Students and community members alike gathered to hear distinguished professor and author Andrew Bacevich give a lecture May 17, which critically addressed the United States’ actions in the global “war on terrorism,” a war he said went far beyond the conventional wars being fought in Iraq and Afghanistan.
“Elsewhere – Pakistan, Libya, Yemen and Somalia, for example – U.S. forces have been busily opening up new fronts,” said the West Point graduate and Vietnam veteran, who now teaches international relations at Boston University.
Bacevich said the front of the “war on terrorism” has been extended to The Horn of Africa, where the U.S. is “establishing, what has been called a … ‘constellation of secret drone bases.’”
Drones are the latest addition to U.S.’s arsenal in the “war on terrorism,” Bacevich said, adding that the missile-carrying remote-controlled unmanned aircraft are used “to eliminate anyone, not excluding U.S. citizens, that the president of the United States decides to eliminate.”
“Under President Obama, such attacks have proliferated,” he added. “Furthermore, acting on behalf of the United States, the president exercises this supposed right without warning, without congressional authorization … and without consulting anyone other than [Under Secretary of Defense for Intelligence] Michael Vickers and a handful of others.”
This new phase of the “war on terror” – that of assassination by drone or special forces unit such as the one that assassinated Osama bin Laden in Pakistan – is unlikely to end soon, said Bacevich, whose son was killed serving in Iraq in 2007.

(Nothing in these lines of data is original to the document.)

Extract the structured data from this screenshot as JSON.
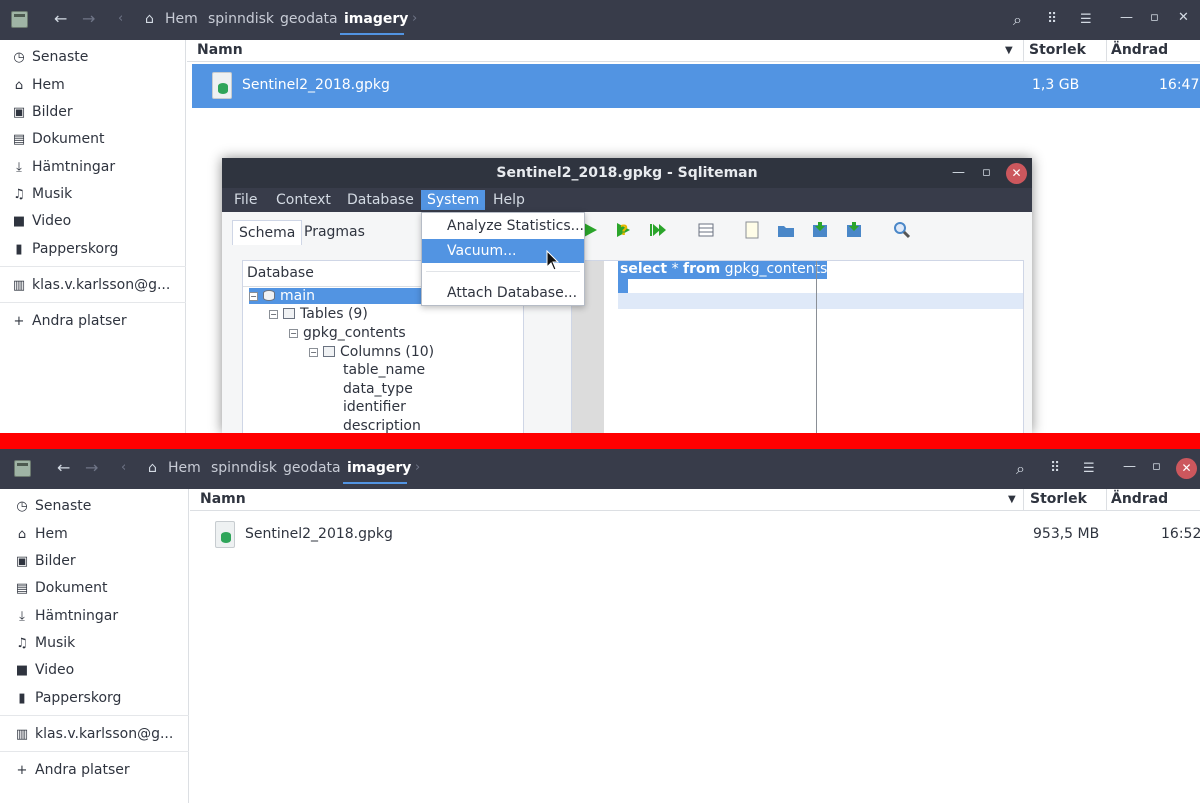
{
  "top_window": {
    "breadcrumbs": [
      "Hem",
      "spinndisk",
      "geodata",
      "imagery"
    ],
    "sidebar": [
      "Senaste",
      "Hem",
      "Bilder",
      "Dokument",
      "Hämtningar",
      "Musik",
      "Video",
      "Papperskorg",
      "klas.v.karlsson@g...",
      "Andra platser"
    ],
    "columns": {
      "name": "Namn",
      "size": "Storlek",
      "modified": "Ändrad"
    },
    "file": {
      "name": "Sentinel2_2018.gpkg",
      "size": "1,3 GB",
      "modified": "16:47",
      "selected": true
    }
  },
  "sqliteman": {
    "title": "Sentinel2_2018.gpkg - Sqliteman",
    "menus": [
      "File",
      "Context",
      "Database",
      "System",
      "Help"
    ],
    "active_menu": "System",
    "system_menu": [
      "Analyze Statistics...",
      "Vacuum...",
      "Attach Database..."
    ],
    "highlighted_item": "Vacuum...",
    "tabs": [
      "Schema",
      "Pragmas"
    ],
    "tree": {
      "header": "Database",
      "nodes": [
        "main",
        "Tables (9)",
        "gpkg_contents",
        "Columns (10)",
        "table_name",
        "data_type",
        "identifier",
        "description"
      ]
    },
    "sql": {
      "kw1": "select",
      "star": " * ",
      "kw2": "from",
      "table": " gpkg_contents"
    }
  },
  "bottom_window": {
    "breadcrumbs": [
      "Hem",
      "spinndisk",
      "geodata",
      "imagery"
    ],
    "sidebar": [
      "Senaste",
      "Hem",
      "Bilder",
      "Dokument",
      "Hämtningar",
      "Musik",
      "Video",
      "Papperskorg",
      "klas.v.karlsson@g...",
      "Andra platser"
    ],
    "columns": {
      "name": "Namn",
      "size": "Storlek",
      "modified": "Ändrad"
    },
    "file": {
      "name": "Sentinel2_2018.gpkg",
      "size": "953,5 MB",
      "modified": "16:52",
      "selected": false
    }
  },
  "colors": {
    "accent": "#5294e2",
    "headerbar": "#383c4a",
    "divider": "#ff0000",
    "close": "#cc575d"
  }
}
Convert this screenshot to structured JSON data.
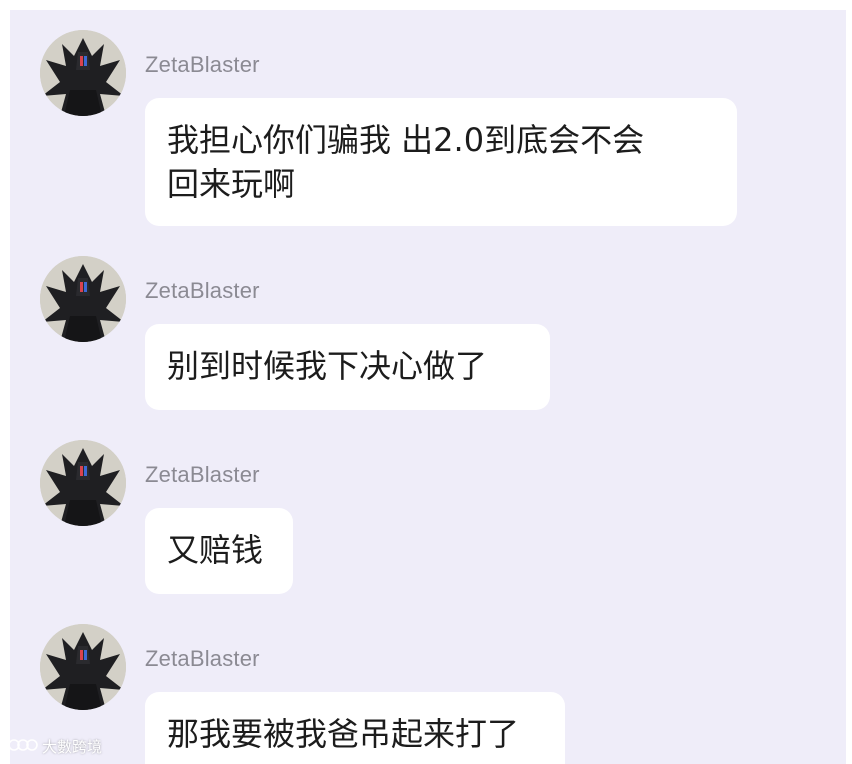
{
  "chat": {
    "background": "#efedf9",
    "messages": [
      {
        "username": "ZetaBlaster",
        "text": "我担心你们骗我 出2.0到底会不会\n回来玩啊"
      },
      {
        "username": "ZetaBlaster",
        "text": "别到时候我下决心做了"
      },
      {
        "username": "ZetaBlaster",
        "text": "又赔钱"
      },
      {
        "username": "ZetaBlaster",
        "text": "那我要被我爸吊起来打了"
      }
    ]
  },
  "avatar": {
    "icon": "dark-armored-character-avatar"
  },
  "watermark": {
    "text": "大數跨境",
    "icon": "logo-icon"
  }
}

Bacevich went on to explain that once a nation begins to covertly target suspected insurgents or terrorists for assassination, “the list of targets has a way of becoming infinitely extensive.”
Drones, however, are only the latest modification to a global war that was launched in Afghanistan over a decade ago.
“The war,” Bacevich said, “was formed at the outset by utopian expectations – remember all the rhetoric about eliminating evil and spreading democracy. That war continues today with no concretely stated expectations whatsoever.”
The decade-long conflict, Bacevich said, has gone through three phases: from a liberation phase, characterized by lofty rhetoric of establishing peace and democracy in the greater Middle East and Central Asia; to a pacification phase, a redefining of the strategic aims in Iraq and Afghanistan; to the current assassination phase, characterized by covert unilateral strikes on suspected militants.
“What is incontestable is that the wars have not gone as American soldiers had hoped or expected,” Bacevich said, “nor have they produced the happy results that U.S. policy makers had forecast.”
The missteps in the global “war on terrorism” were largely the missteps of strategists in the Pentagon and White House, Bacevich said, although he also identified the American public as guilty of not engaging itself in the war and demanding more from elected officials.
“We are a nation of people who together lack self-awareness, and that there lies one of the explanations for some of the problems we have in relating to the rest of the world,” he said.
“But if there’s one reason we got ourselves into our present fix,” he said, “it’s immodesty compounded by absence of self-awareness.” To be aware of oneself, the professor said, is necessary to act civilly toward others.
Bacevich’s lecture wrapped up Southern Oregon University’s 2011-2012 “Civility” campus theme lecture series, a series of lectures sponsored by the university throughout the academic year that address the overall campus theme. This year has seen presentations on everything from the Arab Spring to digital censorship.
Next year’s campus theme will be “Happiness,” and the lectures, yet to be announced, will be free and open to the public.